PROMPT: For the records that follow, work out how many lines include "Online" and give only that count.

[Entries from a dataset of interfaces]

::::::

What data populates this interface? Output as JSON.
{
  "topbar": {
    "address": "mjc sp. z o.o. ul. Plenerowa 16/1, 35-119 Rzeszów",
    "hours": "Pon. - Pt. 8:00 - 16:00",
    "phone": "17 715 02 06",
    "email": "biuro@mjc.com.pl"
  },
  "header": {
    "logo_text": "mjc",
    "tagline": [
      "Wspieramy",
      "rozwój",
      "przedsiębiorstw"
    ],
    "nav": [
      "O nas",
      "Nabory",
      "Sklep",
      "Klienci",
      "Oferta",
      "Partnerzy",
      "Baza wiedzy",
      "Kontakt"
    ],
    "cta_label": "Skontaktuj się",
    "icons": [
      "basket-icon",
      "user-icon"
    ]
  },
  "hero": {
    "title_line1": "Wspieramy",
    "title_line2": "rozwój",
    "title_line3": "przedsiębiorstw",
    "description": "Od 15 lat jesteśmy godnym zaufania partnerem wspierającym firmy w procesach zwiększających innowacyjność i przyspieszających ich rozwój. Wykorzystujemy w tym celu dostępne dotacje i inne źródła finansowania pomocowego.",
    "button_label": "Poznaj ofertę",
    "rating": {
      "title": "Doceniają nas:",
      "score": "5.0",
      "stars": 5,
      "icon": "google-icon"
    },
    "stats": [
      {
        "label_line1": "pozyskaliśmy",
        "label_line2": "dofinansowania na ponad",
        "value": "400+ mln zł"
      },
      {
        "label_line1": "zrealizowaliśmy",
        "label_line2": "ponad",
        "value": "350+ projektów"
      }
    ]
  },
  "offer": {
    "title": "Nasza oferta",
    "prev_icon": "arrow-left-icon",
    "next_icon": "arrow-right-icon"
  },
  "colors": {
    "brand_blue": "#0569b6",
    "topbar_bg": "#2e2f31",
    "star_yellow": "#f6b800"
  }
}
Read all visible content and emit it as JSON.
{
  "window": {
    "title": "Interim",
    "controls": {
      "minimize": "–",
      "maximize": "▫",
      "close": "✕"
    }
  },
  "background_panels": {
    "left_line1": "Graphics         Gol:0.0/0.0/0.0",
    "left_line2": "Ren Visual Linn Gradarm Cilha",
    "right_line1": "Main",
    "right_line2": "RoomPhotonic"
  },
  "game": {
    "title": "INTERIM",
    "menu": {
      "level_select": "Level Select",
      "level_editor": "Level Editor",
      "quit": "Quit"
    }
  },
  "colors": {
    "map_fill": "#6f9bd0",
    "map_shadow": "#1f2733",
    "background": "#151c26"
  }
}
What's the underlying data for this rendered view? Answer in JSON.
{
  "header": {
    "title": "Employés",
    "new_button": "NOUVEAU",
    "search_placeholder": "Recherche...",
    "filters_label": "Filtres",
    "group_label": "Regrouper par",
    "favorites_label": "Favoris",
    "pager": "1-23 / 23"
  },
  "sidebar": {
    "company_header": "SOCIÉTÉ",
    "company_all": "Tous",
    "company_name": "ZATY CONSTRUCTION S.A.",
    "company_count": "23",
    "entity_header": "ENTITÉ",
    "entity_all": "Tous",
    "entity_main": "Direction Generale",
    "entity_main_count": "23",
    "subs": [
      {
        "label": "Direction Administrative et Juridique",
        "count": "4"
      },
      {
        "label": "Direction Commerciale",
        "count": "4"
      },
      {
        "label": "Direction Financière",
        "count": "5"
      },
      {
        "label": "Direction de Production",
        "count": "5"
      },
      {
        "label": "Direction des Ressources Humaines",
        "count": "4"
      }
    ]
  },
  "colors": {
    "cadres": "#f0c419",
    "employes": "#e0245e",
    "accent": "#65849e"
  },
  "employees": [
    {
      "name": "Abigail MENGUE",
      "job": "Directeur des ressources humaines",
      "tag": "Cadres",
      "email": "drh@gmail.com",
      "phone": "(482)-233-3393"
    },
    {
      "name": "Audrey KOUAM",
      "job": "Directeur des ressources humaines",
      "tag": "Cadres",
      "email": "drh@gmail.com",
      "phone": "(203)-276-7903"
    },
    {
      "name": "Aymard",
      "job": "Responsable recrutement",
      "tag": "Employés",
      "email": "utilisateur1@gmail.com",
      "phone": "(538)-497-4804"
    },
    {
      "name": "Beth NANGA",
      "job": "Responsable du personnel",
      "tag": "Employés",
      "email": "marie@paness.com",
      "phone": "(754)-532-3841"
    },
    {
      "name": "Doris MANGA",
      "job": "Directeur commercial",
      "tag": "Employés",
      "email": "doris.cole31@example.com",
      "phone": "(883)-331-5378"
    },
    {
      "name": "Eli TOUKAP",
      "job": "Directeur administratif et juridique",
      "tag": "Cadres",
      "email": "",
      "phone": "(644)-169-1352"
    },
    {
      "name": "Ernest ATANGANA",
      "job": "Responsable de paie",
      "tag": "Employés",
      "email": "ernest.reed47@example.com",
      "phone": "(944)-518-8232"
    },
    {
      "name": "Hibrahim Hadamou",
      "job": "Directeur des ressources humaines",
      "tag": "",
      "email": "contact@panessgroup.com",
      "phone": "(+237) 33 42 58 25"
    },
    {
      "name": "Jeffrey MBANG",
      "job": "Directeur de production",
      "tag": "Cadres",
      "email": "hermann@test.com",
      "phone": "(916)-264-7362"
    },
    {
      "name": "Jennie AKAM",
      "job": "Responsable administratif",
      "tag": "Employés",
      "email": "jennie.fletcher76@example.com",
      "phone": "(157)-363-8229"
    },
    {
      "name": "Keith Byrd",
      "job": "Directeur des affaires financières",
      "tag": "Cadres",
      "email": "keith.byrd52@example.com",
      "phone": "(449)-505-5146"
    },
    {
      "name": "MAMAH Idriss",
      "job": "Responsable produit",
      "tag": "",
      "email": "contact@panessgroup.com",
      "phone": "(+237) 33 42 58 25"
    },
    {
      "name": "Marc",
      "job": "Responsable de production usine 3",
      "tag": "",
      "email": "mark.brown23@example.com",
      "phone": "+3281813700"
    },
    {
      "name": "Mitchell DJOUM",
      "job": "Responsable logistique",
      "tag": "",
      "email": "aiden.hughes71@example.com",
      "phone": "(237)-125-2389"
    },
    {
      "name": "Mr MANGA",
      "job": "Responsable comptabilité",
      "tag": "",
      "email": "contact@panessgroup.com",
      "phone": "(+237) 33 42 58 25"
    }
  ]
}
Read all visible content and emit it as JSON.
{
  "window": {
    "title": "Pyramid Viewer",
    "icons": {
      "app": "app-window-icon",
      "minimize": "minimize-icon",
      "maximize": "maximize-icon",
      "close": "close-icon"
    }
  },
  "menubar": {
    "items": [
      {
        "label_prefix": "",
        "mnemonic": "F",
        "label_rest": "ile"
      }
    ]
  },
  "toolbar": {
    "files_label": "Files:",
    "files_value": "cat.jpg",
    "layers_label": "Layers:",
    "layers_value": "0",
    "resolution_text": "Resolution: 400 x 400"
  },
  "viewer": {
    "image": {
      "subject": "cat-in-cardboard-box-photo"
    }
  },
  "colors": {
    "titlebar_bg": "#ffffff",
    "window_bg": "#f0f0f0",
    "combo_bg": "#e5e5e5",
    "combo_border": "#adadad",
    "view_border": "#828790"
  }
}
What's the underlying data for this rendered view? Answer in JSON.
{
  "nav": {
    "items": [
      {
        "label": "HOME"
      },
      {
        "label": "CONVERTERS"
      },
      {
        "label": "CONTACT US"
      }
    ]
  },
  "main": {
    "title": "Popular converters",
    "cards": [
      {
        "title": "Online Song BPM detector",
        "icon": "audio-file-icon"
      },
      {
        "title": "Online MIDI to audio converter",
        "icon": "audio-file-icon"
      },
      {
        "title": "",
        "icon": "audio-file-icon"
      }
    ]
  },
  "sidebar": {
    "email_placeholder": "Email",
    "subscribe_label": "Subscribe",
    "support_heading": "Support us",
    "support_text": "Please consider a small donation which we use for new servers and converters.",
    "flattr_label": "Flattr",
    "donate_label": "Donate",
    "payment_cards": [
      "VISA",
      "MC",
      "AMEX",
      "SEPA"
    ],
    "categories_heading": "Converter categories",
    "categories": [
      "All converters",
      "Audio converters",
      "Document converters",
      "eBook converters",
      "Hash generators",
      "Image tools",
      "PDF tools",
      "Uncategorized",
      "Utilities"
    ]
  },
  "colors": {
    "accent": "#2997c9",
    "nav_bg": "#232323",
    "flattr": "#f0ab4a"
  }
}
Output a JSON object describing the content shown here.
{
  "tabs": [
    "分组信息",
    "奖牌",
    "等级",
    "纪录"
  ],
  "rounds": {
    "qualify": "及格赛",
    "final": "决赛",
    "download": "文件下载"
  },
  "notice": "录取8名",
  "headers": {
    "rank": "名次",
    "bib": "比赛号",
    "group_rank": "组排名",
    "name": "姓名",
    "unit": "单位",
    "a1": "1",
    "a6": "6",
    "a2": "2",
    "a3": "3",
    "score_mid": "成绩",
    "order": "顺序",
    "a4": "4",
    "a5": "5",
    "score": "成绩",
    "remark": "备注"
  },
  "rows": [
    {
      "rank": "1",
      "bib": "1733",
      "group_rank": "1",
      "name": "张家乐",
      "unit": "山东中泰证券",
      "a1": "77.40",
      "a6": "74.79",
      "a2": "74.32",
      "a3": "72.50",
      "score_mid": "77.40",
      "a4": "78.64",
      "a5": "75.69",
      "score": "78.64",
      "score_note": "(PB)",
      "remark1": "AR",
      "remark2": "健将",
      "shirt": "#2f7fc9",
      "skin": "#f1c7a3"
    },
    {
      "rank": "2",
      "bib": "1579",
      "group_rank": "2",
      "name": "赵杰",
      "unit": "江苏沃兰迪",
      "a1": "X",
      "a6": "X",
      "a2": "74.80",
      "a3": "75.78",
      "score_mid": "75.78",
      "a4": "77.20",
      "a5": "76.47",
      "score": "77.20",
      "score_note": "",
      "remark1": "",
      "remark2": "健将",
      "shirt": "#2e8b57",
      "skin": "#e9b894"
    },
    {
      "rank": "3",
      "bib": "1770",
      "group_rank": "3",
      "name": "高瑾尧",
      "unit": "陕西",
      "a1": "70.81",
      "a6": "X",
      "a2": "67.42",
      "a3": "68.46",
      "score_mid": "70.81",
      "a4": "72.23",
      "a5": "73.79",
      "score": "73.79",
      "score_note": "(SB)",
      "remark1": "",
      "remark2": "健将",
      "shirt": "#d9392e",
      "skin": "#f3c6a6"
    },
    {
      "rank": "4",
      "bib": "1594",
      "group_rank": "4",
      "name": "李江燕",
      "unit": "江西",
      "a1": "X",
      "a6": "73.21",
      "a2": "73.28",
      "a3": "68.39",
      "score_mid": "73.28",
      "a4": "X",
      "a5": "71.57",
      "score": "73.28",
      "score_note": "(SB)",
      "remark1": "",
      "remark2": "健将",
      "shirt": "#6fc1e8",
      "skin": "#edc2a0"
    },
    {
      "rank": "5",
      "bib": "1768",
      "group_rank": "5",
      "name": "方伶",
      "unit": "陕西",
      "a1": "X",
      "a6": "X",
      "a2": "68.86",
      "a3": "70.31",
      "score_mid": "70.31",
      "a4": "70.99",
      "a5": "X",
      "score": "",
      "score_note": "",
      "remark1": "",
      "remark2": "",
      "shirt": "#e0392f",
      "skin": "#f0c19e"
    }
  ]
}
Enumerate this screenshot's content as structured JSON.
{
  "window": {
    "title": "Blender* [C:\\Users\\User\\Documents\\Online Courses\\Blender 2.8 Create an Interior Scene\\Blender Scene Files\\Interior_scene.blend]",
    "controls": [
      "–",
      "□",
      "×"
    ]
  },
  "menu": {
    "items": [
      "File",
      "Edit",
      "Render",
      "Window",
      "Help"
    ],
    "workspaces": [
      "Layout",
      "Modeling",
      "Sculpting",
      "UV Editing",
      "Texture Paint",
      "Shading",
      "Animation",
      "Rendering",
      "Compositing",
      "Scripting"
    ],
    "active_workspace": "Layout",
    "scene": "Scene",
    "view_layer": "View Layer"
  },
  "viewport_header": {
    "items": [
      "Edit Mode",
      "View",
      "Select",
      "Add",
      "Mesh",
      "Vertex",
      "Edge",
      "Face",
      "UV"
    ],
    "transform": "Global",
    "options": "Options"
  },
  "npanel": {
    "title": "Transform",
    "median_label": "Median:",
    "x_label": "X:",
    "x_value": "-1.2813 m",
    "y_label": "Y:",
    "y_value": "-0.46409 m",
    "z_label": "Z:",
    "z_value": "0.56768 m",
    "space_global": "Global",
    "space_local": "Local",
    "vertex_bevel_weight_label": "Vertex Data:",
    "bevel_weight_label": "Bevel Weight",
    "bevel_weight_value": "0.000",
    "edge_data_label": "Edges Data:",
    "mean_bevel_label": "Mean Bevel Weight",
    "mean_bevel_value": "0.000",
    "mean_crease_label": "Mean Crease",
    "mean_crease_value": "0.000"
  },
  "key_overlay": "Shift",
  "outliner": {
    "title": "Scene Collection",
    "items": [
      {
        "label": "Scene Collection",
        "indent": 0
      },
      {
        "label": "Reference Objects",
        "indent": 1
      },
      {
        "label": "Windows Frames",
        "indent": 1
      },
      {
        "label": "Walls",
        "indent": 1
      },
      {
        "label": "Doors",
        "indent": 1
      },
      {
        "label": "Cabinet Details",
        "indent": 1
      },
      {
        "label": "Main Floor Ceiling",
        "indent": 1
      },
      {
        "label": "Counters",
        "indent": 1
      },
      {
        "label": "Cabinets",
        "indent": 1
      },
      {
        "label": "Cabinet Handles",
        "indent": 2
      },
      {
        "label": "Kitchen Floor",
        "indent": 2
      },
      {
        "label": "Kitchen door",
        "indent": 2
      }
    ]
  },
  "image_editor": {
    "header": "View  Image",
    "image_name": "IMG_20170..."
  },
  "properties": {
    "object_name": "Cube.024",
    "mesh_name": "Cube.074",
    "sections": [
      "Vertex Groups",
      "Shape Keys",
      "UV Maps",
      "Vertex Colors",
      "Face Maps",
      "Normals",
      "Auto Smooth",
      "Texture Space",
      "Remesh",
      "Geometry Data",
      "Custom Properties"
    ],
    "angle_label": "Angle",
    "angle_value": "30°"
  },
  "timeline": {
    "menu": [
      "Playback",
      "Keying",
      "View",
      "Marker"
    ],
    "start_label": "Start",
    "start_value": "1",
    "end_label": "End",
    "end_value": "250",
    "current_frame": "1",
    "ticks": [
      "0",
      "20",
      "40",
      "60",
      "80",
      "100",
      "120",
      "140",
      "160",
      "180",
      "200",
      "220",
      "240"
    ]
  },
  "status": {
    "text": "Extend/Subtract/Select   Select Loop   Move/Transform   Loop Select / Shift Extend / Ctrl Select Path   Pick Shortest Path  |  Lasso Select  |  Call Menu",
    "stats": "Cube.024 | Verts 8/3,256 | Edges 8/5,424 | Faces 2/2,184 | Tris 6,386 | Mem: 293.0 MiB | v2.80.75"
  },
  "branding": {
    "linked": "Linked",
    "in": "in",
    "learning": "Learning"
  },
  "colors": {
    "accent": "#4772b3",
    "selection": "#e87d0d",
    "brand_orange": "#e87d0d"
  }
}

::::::

OUTPUT: 3